Boys Set Up House in Attic of Shopping Center
TURLOCK, Calif. (AP) _ For a while at least, the attic of a shopping center became a cozy, makeshift home for two teen-age boys, one of whom reportedly had been kicked out by his foster parents.
″Apparently the boys were just living up there for lack of somewhere else to live. They couldn’t find anything else,″ said Fire Marshal Dick Lutz.
″It came somewhat as a shock to some of the storeowners,″ he said. ″Some of the people out there were concerned about access to their stores, but nobody seems to be missing anything.″
The boys, whose names were not released because of their ages, hauled up a mattress, carpeting, two metal lawn chairs, a small stove, milk crates for shelves, and even tapped into a circuit breaker for electricity, Lutz said.
The electricity probably powered a hot plate, although one was not recovered, he added. They even painted and partitioned the area, using cardboard for insulation.
To get to their domicile, they had to climb up an access ladder to a 16-by- 16-inch air conditioning vent through which they crawled into the attic.
″They had everything set up - carpeting, partitions, the whole works,″ said Richard Sargis, owner of the Video Box, which is right under the attic where the boys lived briefly.
Neither police nor fire officials say they know exactly how long the teen- agers, ages 16 and 17, lived in the hideaway.
The 16-year-old reportedly had been kicked out of his foster home and left to fend for himself, said Steve Sanders, co-owner of Sanders Construction in Modesto, which developed the shopping center.
″It’s kind of sad,″ Sanders said.
Lutz said the 16-year-old continued to attend high school and work part- time at a restaurant in Turlock, a community of about 35,000 people some 100 miles southeast of San Francisco.
Neither Lutz nor police Sgt. Carlos Martins knew whether the 17-year-old was homeless or whether he had moved into the shelter just to be with a friend.
″They were real nice guys,″ Sargis said. ″It takes someone pretty ingenious to do all that ... They really took it all seriously.″
Police first caught the boys in the attic on Oct. 10 after merchants complained about footsteps from above.
The room was found and cleared out and the teen-agers were taken into custody for investigation of trespassing, but Sanders decided not to file a complaint and released the boys to their families.
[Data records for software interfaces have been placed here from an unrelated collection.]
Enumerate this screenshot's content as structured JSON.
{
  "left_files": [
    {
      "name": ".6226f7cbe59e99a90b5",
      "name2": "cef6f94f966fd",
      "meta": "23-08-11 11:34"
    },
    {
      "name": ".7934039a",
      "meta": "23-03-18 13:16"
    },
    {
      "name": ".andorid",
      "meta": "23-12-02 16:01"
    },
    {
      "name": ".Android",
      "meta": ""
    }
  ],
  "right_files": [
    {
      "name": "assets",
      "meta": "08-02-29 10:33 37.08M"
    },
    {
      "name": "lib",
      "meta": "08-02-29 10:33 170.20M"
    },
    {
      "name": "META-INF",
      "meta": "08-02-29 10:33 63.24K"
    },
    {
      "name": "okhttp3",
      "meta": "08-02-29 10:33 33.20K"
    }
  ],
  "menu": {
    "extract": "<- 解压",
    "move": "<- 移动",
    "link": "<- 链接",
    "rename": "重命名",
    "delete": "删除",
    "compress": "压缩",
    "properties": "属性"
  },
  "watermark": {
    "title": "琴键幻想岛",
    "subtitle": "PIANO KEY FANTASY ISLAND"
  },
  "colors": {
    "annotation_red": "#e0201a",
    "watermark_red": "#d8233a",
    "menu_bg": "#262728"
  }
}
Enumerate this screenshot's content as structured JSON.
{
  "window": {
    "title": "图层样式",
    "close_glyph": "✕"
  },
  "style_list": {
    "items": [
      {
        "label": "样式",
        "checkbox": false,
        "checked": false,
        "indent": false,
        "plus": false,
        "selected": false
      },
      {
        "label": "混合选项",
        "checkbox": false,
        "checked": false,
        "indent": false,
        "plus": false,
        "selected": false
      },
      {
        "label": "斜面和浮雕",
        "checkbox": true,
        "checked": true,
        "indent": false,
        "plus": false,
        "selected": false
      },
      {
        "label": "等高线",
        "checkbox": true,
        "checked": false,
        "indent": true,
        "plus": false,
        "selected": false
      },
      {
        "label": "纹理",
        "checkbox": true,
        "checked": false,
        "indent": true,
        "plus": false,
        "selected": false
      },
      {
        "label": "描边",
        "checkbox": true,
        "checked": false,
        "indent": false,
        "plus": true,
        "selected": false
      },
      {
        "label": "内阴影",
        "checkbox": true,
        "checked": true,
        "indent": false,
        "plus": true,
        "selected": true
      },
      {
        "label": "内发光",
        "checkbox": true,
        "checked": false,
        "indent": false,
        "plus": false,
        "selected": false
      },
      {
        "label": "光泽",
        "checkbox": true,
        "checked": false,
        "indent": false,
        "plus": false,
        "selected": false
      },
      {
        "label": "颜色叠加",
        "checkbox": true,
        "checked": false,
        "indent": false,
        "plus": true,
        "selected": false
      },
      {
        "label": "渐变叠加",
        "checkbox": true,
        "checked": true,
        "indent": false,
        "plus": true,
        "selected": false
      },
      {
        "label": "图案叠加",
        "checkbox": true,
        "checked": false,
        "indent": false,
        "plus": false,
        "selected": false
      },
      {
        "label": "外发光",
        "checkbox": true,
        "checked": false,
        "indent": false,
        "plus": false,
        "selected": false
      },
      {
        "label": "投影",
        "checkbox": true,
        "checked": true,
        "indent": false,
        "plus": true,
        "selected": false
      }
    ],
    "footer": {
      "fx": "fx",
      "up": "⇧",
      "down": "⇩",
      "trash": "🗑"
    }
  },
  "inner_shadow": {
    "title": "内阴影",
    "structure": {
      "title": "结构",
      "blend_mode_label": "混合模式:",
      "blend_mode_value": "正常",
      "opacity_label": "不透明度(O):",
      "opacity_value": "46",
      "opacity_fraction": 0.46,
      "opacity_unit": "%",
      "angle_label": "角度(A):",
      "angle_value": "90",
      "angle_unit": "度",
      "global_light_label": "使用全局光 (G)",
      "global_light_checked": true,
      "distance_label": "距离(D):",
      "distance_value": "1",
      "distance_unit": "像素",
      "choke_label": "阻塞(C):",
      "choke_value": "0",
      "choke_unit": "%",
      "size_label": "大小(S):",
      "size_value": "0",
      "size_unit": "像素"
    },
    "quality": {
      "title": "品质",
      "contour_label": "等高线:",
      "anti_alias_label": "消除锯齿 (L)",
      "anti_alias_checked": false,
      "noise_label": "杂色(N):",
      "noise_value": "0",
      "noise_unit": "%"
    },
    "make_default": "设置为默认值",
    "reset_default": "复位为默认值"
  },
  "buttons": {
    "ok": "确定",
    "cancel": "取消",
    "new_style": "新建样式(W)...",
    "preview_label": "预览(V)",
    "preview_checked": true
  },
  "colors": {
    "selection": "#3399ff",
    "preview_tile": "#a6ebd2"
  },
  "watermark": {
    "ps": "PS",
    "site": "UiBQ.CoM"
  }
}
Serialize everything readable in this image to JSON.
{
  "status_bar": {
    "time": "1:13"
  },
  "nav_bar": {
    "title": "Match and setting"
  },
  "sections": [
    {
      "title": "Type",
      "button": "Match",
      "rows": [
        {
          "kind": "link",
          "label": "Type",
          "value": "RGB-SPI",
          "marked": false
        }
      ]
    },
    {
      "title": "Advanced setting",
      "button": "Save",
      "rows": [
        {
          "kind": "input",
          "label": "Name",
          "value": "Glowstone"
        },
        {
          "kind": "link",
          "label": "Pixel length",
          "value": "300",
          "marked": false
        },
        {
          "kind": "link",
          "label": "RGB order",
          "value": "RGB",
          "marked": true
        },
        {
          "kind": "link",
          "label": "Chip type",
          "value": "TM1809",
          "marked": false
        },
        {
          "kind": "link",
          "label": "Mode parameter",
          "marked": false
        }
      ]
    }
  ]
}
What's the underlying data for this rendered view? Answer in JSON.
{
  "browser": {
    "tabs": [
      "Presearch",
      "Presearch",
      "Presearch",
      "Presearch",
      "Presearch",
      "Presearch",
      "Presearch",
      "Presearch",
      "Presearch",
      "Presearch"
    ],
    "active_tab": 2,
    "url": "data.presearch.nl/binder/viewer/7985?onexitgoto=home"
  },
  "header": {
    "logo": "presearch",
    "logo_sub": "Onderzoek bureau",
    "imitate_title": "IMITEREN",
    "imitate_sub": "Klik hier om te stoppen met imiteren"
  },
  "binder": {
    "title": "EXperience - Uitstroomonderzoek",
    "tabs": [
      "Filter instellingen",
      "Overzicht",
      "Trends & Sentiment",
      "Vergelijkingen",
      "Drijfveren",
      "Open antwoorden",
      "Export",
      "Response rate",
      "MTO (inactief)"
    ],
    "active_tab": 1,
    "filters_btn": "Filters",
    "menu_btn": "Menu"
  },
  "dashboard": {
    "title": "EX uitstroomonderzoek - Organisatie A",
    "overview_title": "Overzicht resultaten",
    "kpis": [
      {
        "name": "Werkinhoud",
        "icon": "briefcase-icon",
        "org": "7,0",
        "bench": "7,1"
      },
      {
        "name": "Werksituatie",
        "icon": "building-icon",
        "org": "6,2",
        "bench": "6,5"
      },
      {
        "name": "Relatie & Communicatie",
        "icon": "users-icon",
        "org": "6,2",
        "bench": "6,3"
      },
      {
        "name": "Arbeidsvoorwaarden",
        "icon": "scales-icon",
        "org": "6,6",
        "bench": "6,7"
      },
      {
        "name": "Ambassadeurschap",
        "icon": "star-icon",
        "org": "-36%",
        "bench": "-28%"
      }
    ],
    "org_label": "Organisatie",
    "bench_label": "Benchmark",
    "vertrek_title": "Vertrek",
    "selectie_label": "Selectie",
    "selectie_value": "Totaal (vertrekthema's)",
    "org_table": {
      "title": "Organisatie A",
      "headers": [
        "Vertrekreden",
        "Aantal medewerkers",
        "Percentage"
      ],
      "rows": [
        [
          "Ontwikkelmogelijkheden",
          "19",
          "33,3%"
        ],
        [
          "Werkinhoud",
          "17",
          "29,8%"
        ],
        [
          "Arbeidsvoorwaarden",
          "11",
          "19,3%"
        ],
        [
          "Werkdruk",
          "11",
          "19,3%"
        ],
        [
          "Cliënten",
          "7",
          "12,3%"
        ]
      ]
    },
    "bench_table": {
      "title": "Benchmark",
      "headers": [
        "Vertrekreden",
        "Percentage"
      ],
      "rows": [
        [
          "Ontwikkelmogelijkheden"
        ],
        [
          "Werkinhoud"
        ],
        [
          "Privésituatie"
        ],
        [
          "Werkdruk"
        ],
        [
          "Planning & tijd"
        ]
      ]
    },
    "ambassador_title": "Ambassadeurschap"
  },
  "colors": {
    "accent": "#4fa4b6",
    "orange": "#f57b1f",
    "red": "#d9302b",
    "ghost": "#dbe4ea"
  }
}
On Wednesday, however, firefighters checking for an electricial short- circuit discovered that some of the furniture and carpet had been moved back.
This time, the boys were not found. Martins said Monday he is unaware of any followup investigation to make sure both boys still are living their families.